Madhya Pradesh government has introduced a facility of digital locker to give a boost to the concept of paperless governance in the state.
“Facility of digital locker has been introduced to concretise concept of paperless governance. Through this facility, space will be available to every citizen on government cloud,” an official release said today.
Digital locker is a dedicated personal storage space, linked to each person’s Aadhaar number. It can be used to securely store e-documents as well as store Uniform Resource Identifier (URI) link of e-documents issued by various government departments.
People can store all their important information on the government portal www.digitallocker.gov.in by registering themselves with the help of their Aadhaar number, said a government spokesperson.
If someone’s mobile number is not linked with Aadhaar card number, then he can reach out to nearby Aadhaar registration centre, MP Online kiosk, public facilitation centre or any other authorized agency to enjoy the benefits of digital locker.
A government release said that this facility will minimize the use of hard copies of documents, provide facility to maintain electronically and digitally signed documents online, determine authenticity of documents through e-signature and keep a check on fake documents.
After the demonetisation of Rs 500 and Rs 1000 notes in 2016 pushed digital payments, Aadhaar-enabled electronic know your customer (eKYC) resulted in an exponential growth of such payments in the country, according to a new report by the Reserve Bank of India.
Transactions in which both the payer and the payee use digital modes to send and receive money are referred to as digital or electronic payments.
India recorded an accelerated growth rate of over 50 per cent in the volume of retail electronic payment transactions in the last four years, said the report titled “Benchmarking India’s Payment Systems”.
The growth in 2018-19 was largely due to the steep growth in Unified Payments Interface (UPI), it added.
“In India, the smartphone revolution has seen an explosion in digital payment options, from e-Money to the Unified Payments Interface (UPI) to a combination of the two. After demonetisation, the use of e-Money picked up on a very large scale,” the findings showed.
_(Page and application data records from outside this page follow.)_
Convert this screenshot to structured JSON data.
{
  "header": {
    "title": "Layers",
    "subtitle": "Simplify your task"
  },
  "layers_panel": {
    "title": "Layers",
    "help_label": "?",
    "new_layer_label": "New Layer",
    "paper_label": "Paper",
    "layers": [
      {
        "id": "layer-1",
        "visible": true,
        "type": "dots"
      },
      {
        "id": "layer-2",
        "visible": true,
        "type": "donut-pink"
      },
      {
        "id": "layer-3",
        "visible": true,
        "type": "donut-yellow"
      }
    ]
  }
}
The digital landscape changed with higher usage of e-Money, UPI, Aadhaar Payments Bridge System (APBS), RuPay, and Bharat Bill Payment System (BBPS), among others.
With 3,459 million e-Money transactions, India was only behind Japan and the US (data on China not available) in 2017 with respect to volume of e-Money transactions, the report said.
The study revealed that over the years, the number of debit and credit cards also increased considerably in India.
India had 331.60 million and 19.55 million debit and credit cards respectively at the end of 2012. The numbers grew to 861.7 million and 37.49 million respectively at the end of 2017.
By March 31, 2019, the number of debit and credit cards issued were 925 million and 47 million, respectively.
However, the study showed that the cost of digital transactions was a factor inhibiting their growth.
Merchants have to cash out or transfer to their banks accounts at a cost and at times these costs are passed on to the consumer.
“A few countries have tried to regulate costs to ensure that the charges are not usurious, but the jury is still out on whether such a regulation promotes the growth of digital payments. With banks pushing and merchants pulling, it isn’t clear if such caps will discourage the use of cash,” the report added.